Also, I too have found most Islays benefit from a few drops of water in the mix. Serving temperature is a factor as well. I like mine cool but not cold. Remember, in Northern Scotland, "room temperature" is about 60 degrees!

I would suggest Bunnahabhain 12 as an introductory Islay. But as another thread pointed out, I'm kinda ignorant about this stuff, so take my advice with a grain of salt.
post #28 of 40
Quote:
Originally Posted by bc78 View Post
Does it get much milder with age?

Yes. Definite iodine, but it has far more depth and roundness than the 10-year-old Laphroaig which I don't like that much. There's a touch of sweetness and the finish lasts for quite some time.

If you can find it for under $300, grab it.

But if you're flush try this:



Only £1,449.00.

lefty
post #29 of 40
Do you guys really like Laph 30yr and 40yr?
I found both being way past the best days.
My personal opinion is that Laph does not do well if kept in cask longer than 20yrs.
Most sophisticated Laph I have tried so far is still the distillery bottled 15yr.
I have tried quite a few older bottlings, both independent and distillery bottled.

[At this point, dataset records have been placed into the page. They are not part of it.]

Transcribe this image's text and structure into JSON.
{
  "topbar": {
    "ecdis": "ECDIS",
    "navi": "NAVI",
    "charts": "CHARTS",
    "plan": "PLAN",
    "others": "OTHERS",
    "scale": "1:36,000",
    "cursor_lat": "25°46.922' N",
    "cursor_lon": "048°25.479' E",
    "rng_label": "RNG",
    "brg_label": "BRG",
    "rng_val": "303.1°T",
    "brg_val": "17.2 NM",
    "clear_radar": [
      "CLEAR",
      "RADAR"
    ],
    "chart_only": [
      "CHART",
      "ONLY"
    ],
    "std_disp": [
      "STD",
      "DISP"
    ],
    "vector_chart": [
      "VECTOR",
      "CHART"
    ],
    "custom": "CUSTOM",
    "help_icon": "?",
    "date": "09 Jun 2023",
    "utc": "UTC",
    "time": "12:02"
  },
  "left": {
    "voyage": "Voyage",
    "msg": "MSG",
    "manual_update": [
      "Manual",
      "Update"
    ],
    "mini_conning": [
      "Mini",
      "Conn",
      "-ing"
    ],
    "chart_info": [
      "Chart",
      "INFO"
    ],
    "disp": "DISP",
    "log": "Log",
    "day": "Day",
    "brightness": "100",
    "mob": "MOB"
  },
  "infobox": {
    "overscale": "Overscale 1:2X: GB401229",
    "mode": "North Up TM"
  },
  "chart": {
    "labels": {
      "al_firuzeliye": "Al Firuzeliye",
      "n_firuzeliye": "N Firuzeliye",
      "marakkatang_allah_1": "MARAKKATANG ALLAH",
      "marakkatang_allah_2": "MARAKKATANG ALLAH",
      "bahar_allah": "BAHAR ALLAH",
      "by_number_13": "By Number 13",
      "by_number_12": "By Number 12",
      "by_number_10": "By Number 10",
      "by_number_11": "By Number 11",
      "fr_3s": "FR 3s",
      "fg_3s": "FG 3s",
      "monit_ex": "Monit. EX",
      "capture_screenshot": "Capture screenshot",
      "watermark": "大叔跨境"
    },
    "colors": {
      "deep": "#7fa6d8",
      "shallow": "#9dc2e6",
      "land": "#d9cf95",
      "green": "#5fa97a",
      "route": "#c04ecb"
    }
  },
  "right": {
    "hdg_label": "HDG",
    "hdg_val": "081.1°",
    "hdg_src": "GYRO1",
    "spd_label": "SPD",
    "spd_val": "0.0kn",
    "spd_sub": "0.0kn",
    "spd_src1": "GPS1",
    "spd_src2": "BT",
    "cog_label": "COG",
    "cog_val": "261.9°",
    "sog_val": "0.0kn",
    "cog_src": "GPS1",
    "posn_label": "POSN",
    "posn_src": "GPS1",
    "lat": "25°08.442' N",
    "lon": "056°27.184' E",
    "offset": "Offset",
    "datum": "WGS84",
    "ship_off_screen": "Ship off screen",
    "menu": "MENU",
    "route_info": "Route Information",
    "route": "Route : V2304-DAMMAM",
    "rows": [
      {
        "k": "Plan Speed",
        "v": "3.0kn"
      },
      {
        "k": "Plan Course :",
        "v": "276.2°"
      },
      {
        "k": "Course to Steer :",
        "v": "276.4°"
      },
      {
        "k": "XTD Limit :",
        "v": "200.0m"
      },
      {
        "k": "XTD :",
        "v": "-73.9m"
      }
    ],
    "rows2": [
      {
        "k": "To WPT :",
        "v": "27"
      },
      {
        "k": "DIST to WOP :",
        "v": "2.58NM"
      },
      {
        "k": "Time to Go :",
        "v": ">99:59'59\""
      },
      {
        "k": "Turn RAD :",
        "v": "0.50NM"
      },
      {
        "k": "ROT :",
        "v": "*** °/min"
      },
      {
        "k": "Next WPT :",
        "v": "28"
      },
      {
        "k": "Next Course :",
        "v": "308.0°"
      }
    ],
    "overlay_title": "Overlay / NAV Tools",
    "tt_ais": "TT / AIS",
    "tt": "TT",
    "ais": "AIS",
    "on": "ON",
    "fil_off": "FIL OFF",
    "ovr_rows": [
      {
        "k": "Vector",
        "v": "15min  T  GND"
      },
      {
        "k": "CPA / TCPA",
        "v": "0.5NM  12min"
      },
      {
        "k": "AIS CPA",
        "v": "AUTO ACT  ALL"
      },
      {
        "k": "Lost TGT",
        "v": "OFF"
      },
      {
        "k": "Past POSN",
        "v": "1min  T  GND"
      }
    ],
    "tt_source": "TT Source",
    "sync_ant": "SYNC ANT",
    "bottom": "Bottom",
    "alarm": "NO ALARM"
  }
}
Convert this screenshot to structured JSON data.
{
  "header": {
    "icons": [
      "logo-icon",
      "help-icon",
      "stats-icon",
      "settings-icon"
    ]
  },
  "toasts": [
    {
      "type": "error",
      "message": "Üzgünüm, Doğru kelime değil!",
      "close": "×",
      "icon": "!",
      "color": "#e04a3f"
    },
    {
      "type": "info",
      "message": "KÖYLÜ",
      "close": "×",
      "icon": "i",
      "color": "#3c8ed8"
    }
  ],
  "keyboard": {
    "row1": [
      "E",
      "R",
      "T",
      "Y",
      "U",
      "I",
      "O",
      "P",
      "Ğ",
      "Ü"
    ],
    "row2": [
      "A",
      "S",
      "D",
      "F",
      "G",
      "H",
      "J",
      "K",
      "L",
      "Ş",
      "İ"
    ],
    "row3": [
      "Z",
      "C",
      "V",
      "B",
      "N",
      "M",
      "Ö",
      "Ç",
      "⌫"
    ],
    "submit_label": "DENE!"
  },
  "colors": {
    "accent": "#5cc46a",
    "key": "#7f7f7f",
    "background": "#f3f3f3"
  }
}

None came even close to the perfection of 15yr old.

My fav Laphs so far:
1) 15yr distillery bottling
2) 10yr cask strength (I buy this most often...my basic drop)
3) The first Leapfrog from Murray McDavid. Can not remember age, prolly was 9. Odd stuff...in a good way.

My opinion is that very few whiskies take ages over 25yrs well. Majority will start going downhill after 20yr. Lowlanders in general do not take even 15yrs well.
Heavy first fill sherry matured bottlings will be the safest bet if you are buying some older stuff for lot of money.

I advise against buying anything over 20yrs unless you have tried it first and compared to some less aged bottlings from the same distillery.
If you still think it is fab, buy it then.

If you are loaded with cash...buy it all!! I would!

There are sooooo many nice whiskies around, but in this current whisky craze, I think it is great to find whiskies that can be considered of great value.
Most are not as whisky prices have gone through roof, quality gone down and much of the stock bottled in haste to please the stock owners.
Take a look at your favorite distilleries and see what has happened in past 10 years?
Has the standard bottling come down in age? Has the price gone up a lot despite this?
Has there been countless "special bottlings" around with nothing special inside (these naturally to satisfy the "stamp collectors"...these same guys are largely the culprits behing the massive inflation in malt prices)?

These are dire times for malt drinkers with thin wallets.
Hence, I find my self going back to basic chateau bottlings again and again.

I tried collecting whisky. Did not work too well.
Drank it all with my friends! Very rewarding!
I'm sure the men who made that drink would agree with me.

I fear the good old times are gone for good.
This current recession may well fix things a bit, but there is no going back to the golden days before whisky craze.
post #30 of 40
^ The 10 is drinkable but the same from beginning to end and somewhat flat, whereas the 30 changes in the mouth from the initial rush of iodine to an almost citrus middle and a warm sweet finish. The first is like the medicine your mother gave you - it works and it's good for you. The second is the concoction your grandmother made for you - same as your mom's but with added sweetness to make it go down easier.

lefty
New Posts  All Forums:Forum Nav:
  Return Home
Styleforum › Forums › Culture › Social Life, Food & Drink, Travel › Ardbeg 10 Scotch